I think something like that should works:

    const s = "This is a string of words that I want to pair";
    console.log([...(s.matchAll(/[^ ]+(?: [^ ]+)?/g))]);

Pattern Matching with Regular Expressions (JavaScript: The , The JavaScript RegExp class represents regular expressions, and both String and regular expression literals are specified as characters within a pair of slash As we've seen, all alphabetic characters and digits match themselves literally in Match exactly three word characters and an optional digit /\s+java\s+/ // Match  Supports JavaScript & PHP/PCRE RegEx. Results update in real-time as you type. Roll over a match or expression for details. Validate patterns with suites of Tests. Save & share expressions with others. Use Tools to explore your results. Full RegEx Reference with help & examples. Undo & Redo with {{getCtrlKey()}}-Z / Y in editors.

[PDF] Regular Expressions: The Complete Tutorial, Matching Floating Point Numbers with a Regular Expression . The fact that this “a” is in the middle of the word does not matter to the regex engine. If it matters to This regex contains only one pair of parentheses, which capture the string matched JavaScript and Python apply all mode modifiers to the entire regular. (6) As @Jared Ng and @Issun pointed out, the key to solve this kind of RegEx like "matching everything up to a certain word or substring" or "matching everything after a certain word or substring" is called "lookaround" zero-length assertions. Read more about them here. In your particular case, it can be solved by a positive look ahead.

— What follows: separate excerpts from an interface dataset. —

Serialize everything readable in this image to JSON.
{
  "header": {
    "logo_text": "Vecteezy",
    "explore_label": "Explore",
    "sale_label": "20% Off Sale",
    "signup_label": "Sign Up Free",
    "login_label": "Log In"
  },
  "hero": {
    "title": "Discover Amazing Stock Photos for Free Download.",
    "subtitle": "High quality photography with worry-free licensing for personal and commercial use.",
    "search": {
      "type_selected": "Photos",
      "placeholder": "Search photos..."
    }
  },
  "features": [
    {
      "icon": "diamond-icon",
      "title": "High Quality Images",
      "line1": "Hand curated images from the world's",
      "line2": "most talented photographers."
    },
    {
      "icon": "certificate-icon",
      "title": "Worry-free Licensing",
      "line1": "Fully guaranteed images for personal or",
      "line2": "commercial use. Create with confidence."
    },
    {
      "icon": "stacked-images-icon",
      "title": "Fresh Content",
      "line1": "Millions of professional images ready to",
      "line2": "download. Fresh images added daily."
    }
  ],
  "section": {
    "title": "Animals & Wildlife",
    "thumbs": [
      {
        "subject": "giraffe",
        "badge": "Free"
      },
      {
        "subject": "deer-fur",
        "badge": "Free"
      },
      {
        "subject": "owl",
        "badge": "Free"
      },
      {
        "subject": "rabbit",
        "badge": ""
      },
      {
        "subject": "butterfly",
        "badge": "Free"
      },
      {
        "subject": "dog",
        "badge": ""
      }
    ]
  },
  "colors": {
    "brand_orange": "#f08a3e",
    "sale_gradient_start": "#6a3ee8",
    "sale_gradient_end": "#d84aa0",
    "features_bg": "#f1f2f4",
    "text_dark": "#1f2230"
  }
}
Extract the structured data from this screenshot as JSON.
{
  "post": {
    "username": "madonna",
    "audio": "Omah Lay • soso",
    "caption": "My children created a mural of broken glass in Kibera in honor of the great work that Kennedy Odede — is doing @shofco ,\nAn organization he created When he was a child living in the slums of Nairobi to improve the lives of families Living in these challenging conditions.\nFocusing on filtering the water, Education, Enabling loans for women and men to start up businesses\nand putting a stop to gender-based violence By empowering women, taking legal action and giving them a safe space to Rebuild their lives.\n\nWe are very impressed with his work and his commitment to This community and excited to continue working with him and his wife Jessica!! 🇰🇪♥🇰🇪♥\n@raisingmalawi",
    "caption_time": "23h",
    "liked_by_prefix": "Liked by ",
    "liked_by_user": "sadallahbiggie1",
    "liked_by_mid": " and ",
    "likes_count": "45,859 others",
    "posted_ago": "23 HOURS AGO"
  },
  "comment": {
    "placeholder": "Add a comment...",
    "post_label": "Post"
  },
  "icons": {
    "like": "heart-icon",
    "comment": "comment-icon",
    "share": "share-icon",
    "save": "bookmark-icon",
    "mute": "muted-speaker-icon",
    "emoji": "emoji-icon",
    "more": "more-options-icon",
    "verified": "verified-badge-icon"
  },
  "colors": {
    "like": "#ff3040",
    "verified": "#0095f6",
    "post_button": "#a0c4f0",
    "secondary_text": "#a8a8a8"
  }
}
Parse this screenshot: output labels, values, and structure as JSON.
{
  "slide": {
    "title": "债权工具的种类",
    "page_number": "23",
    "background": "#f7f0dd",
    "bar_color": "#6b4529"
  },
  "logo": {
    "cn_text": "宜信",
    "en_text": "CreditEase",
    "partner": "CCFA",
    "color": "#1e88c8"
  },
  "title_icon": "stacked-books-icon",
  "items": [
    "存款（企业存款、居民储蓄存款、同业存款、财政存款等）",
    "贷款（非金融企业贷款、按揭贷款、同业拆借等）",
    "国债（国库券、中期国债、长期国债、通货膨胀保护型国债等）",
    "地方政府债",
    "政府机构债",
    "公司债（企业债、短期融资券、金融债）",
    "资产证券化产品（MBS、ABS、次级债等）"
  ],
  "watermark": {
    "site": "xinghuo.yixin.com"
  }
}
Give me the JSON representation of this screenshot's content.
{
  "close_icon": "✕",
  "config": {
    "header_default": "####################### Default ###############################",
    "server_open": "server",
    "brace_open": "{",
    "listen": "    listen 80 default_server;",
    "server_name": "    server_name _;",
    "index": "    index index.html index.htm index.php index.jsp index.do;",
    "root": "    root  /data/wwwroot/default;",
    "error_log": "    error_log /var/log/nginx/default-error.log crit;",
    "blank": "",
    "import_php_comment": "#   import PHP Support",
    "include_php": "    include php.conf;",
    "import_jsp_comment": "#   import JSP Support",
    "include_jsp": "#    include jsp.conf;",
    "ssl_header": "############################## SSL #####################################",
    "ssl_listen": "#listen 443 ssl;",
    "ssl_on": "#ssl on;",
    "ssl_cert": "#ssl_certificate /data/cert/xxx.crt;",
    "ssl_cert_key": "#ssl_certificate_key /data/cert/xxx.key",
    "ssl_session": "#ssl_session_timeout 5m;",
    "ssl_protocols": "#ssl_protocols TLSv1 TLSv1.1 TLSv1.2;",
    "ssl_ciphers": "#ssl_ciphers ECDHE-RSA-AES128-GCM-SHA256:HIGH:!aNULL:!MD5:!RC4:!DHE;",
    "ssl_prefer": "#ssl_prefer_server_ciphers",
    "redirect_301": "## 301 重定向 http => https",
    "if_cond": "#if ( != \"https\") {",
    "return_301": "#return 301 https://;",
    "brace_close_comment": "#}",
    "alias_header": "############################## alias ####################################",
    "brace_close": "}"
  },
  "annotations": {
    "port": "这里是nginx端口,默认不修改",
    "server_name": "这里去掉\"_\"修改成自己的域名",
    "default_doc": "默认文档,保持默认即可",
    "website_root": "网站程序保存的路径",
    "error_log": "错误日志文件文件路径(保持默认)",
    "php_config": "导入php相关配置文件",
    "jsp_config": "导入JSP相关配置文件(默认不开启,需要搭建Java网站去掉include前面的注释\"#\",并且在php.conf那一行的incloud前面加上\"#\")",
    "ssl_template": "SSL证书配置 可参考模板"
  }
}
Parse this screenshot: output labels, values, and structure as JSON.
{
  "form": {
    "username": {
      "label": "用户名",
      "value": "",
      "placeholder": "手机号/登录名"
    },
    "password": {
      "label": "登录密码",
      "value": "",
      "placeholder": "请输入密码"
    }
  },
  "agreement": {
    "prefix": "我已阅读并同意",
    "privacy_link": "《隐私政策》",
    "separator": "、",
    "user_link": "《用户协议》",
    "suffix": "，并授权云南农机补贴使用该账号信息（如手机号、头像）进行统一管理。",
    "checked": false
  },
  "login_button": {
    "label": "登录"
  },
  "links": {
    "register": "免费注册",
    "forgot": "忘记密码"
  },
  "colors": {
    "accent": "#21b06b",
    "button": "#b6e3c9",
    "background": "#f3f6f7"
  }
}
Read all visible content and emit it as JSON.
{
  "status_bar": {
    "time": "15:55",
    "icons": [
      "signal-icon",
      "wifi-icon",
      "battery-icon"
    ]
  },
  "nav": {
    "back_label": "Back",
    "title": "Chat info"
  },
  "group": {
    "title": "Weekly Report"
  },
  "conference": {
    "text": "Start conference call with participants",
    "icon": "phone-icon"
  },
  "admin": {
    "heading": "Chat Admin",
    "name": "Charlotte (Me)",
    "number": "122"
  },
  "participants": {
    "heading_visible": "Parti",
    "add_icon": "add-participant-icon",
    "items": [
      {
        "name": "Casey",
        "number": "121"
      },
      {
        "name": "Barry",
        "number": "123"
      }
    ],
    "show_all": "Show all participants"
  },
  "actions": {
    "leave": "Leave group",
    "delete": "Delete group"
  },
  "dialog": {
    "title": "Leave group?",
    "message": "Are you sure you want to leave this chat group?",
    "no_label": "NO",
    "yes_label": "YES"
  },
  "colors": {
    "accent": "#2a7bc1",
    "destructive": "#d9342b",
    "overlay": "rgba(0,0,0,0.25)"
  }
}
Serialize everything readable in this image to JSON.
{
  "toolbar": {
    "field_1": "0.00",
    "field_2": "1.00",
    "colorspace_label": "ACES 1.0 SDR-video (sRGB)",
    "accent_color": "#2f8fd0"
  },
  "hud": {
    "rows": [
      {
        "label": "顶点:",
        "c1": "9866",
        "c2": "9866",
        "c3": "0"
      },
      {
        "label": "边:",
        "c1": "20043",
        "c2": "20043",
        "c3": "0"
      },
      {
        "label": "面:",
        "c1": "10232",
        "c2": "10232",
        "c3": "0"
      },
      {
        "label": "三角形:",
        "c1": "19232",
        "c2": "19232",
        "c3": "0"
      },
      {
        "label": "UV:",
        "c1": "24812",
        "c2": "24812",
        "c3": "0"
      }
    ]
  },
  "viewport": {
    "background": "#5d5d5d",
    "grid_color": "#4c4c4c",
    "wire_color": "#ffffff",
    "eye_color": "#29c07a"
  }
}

A Practical Guide to Regular Expressions (RegEx) In JavaScript, There are two ways to create a regular expression in Javascript. It can be either This method returns an array containing all the matched groups. It accepts a A word character is any letter, digit, and underscore. (Same as  The method regexp.exec(str) method returns a match for regexp in the string str. Unlike previous methods, it’s called on a regexp, not on a string. It behaves differently depending on whether the regexp has flag g. If there’s no g, then regexp.exec(str) returns the first match exactly as str.match(regexp). This behavior doesn’t bring anything new.

Regular Expression (Regex) Tutorial, Character: All characters, except those having special meaning in regex, matches themselves. E.g., \bcat\b matches the word "cat" in the input string. In Perl (and JavaScript), a regex is delimited by a pair of forward slashes (default)​, in the  If you want to force a.m. and p.m. to be words, (they're not, they're acronyms) then add period as a word character for your regex engine. For you it appears you've set period as not a word character, so therefore regex words won't be one-to-one and onto for the standard definition of "word" that you were taught in your European Dictionary for your hybrid European language (or any other